“The First Step Act responds to longstanding concerns that have been expressed by the National Association of Evangelicals and others about the overuse of incarceration and the destructive impact of prison life,” said Galen Carey, NAE vice president of government relations.
The measure strengthens rehabilitation programming in federal prisons, so that inmates are better prepared to be productive and law-abiding citizens upon release. It reduces some mandatory minimum sentences and prohibits the shackling of mothers in prison during childbirth. It also improves access by faith-based organizations and volunteers to serve inside federal prisons.
The reauthorization of the Second Chance Act, a law that provides funding and support for programs that help returning citizens reintegrate into society, is also included in the First Step Act. Congress designated April as Second Chance Month, and the NAE encourages its members to sponsor or join activities in April that bring attention to opportunities for ministries with ex-offenders.
The First Step Act applies only to the federal prison system. While some states have implemented similar reforms, many lag behind. Carey said, “While the First Step Act is an encouraging start to criminal justice reform, much more remains to be done to achieve policies that deter crime, keep communities safe, assist victims and rehabilitate offenders. We look forward to working with Congress and with others to continue improving our criminal justice system.”
The NAE has worked closely with Prison Fellowship and other ministries to build support for prison ministry and criminal justice reform. In 2017 we jointly issued the Justice Declaration, a statement of principles to guide criminal justice policy and programs.

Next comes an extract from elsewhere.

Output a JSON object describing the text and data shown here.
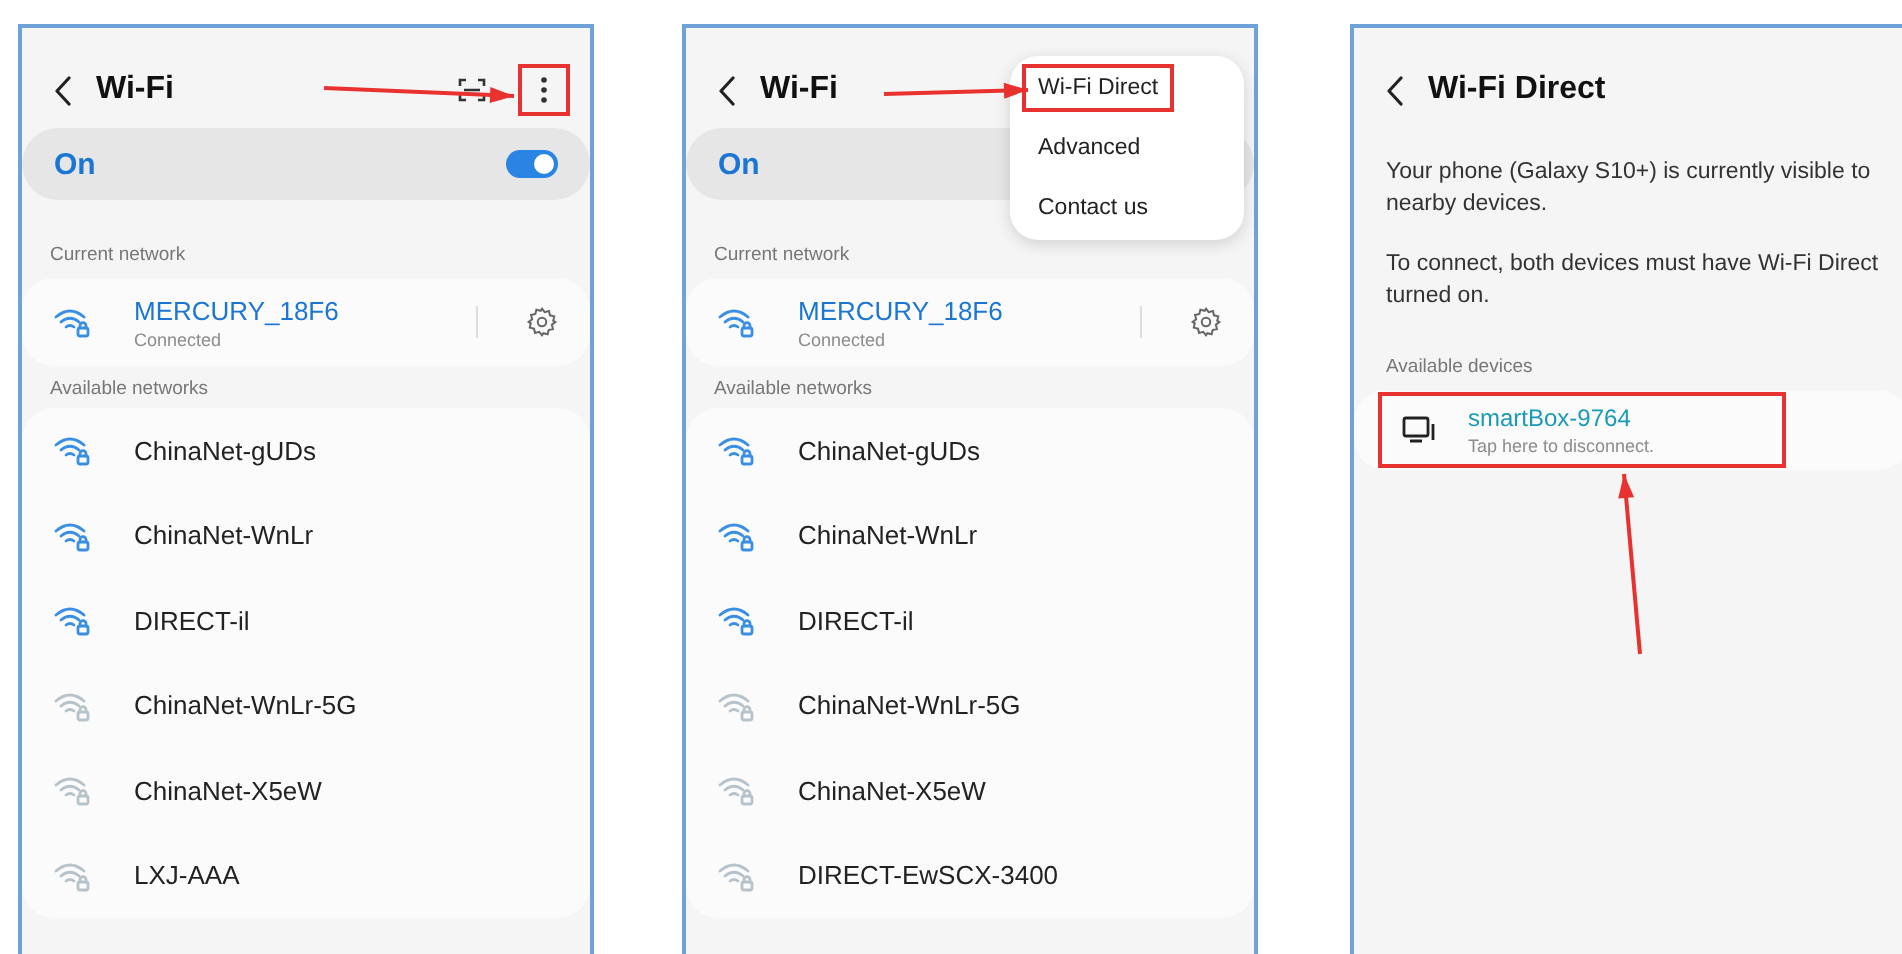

The NAE also has several resolutions on prison reform including Sentencing Reform 1983 and The Church’s Responsibility to Prisoners 1997.